Country of LocationSwitzerland
|Library / Collection:||
Library / CollectionBraginsky Collection
Manuscript TitlePassover Haggadah with commentaries (Hijman Binger Haggadah)
CaptionParchment · 52 ff. · 30.4 x 19.7 cm · Amsterdam, copied and decorated by Hijman Binger · 1796
Manuscript SummaryThe Hijman Binger Haggadah is a typical example of Hebrew manuscript decoration in Central and Northern Europe at the end of the 18th and the beginning of the 19th centuries. Picture cycles accompany the written content. The illustrations show similarities to later Haggadot by Joseph ben David of Leipnik, such as the Haggadah from 1739 (Braginsky Collection B317) and suggest that a Haggadah by this artist served as Hijman Binger’s model. Another rare feature of this manuscript is a map of the Holy Land, which was added at the very end (f. 52). (red)

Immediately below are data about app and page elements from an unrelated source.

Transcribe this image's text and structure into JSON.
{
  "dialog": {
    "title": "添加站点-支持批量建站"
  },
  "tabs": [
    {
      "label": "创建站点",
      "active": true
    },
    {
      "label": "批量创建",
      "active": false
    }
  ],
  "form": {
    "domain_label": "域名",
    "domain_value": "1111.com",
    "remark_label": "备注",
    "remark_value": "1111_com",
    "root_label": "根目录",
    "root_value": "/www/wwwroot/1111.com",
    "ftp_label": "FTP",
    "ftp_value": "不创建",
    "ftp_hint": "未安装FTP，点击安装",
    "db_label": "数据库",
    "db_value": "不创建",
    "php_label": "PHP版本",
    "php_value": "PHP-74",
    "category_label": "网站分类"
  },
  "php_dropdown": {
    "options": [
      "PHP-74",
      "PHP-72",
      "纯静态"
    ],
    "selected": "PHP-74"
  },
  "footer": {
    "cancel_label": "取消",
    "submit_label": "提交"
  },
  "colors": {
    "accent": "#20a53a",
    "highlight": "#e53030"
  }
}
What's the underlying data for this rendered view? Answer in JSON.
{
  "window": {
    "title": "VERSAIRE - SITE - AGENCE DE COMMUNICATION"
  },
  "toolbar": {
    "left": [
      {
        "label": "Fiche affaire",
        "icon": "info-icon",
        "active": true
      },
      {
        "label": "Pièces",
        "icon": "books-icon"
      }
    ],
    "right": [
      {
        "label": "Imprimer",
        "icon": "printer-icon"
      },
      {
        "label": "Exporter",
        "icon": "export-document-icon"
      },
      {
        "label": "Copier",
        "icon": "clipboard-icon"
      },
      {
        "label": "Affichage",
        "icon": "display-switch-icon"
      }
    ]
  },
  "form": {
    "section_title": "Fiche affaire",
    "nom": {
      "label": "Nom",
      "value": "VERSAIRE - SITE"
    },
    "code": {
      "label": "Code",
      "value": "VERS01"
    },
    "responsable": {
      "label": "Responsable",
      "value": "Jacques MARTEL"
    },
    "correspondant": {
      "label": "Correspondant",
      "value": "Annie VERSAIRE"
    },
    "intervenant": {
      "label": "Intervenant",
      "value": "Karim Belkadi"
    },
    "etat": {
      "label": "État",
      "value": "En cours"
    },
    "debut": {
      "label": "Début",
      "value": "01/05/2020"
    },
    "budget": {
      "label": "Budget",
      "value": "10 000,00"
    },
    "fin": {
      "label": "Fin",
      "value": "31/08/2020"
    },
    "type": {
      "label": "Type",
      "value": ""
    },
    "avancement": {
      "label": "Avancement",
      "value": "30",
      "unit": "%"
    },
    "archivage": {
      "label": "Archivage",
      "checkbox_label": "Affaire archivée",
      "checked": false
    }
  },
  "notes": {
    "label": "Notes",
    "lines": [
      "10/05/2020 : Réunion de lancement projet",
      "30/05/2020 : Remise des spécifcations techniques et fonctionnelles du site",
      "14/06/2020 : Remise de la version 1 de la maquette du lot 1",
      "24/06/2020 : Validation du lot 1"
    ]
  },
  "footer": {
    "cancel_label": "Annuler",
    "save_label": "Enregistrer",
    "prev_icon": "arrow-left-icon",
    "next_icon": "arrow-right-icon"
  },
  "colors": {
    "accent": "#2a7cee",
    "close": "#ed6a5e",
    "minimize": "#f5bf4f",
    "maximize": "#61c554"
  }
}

|DOI (Digital Object Identifier):||
DOI (Digital Object Identifier10.5076/e-codices-bc-b-0285 (http://dx.doi.org/10.5076/e-codices-bc-b-0285)
|IIIF Manifest URL:||
IIIF Manifest URLhttp://www.e-codices.ch/metadata/iiif/bc-b-0285/manifest.json
|How to quote:||
How to quoteZürich, Braginsky Collection, B285: Passover Haggadah with commentaries (Hijman Binger Haggadah) (http://www.e-codices.ch/en/list/one/bc/b-0285).
e-codices · 03/20/2015, 16:22:33
Hijman (Hayyim ben Mordecai) Binger (1756–1830) is best known for a decorated daily prayer book, now in the Bibliotheca Rosenthaliana (Hs. Ros. 681) in Amsterdam, which he executed in cooperation with his sons, Marcus and Anthonie, in 1820. He also copied numerous single-leaf manuscripts of contemporary poetry, mostly for family occasions, which are now housed in various collections worldwide. Binger began his career as a bookkeeper, but later worked primarily in a clothing rental business; he also may have been active in international trading. In 1827 he inherited a lending library from his brother, Meijer Binger, to which he devoted most of his time.
Both the above-mentioned prayer book and the Hijman Binger Haggadah typify Hebrew manuscript decoration in Central and Northern Europe at the end of the eighteenth and the beginning of the nineteenth centuries. The previous flowering of Hebrew manuscript ornamentation and illustration started to decline around the middle of the eighteenth century. With few exceptions, notably a number of late-eighteenth and early-nineteenth century examples from Hungary (such as cat. no. 54), the Bouton Haggadah (cat. no. 56) and the Charlotte von Rothschild Haggadah (cat. no. 55), most later works randomly copied iconographic and stylistic elements from the vast tradition of the preceding centuries. As a result, the later manuscripts lack the internal consistency and relative unity of style of the earlier examples.
In light of similarities between the illustrations in the Hijman Binger Haggadah and those in some of the later Haggadot executed by Joseph ben David of Leipnik, for example, the Rosenthaliana Leipnik Haggadah of 1738 and a Leipnik Haggadah from 1739 (cat. no. 45), it is likely that a Haggadah by this artist served as Binger’s primary model. The inclusion of a Hebrew map of the Holy Land, printed in the Amsterdam Haggadah of 1695, though not unique to eighteenth-century manuscripts, may well be considered a rarity.
From: A Journey through Jewish Worlds. Highlights from the Braginsky collection of Hebrew manuscripts and printed books, hrsg. E. M. Cohen, S. L. Mintz, E. G. L. Schrijver, Amsterdam, 2009, p. 142.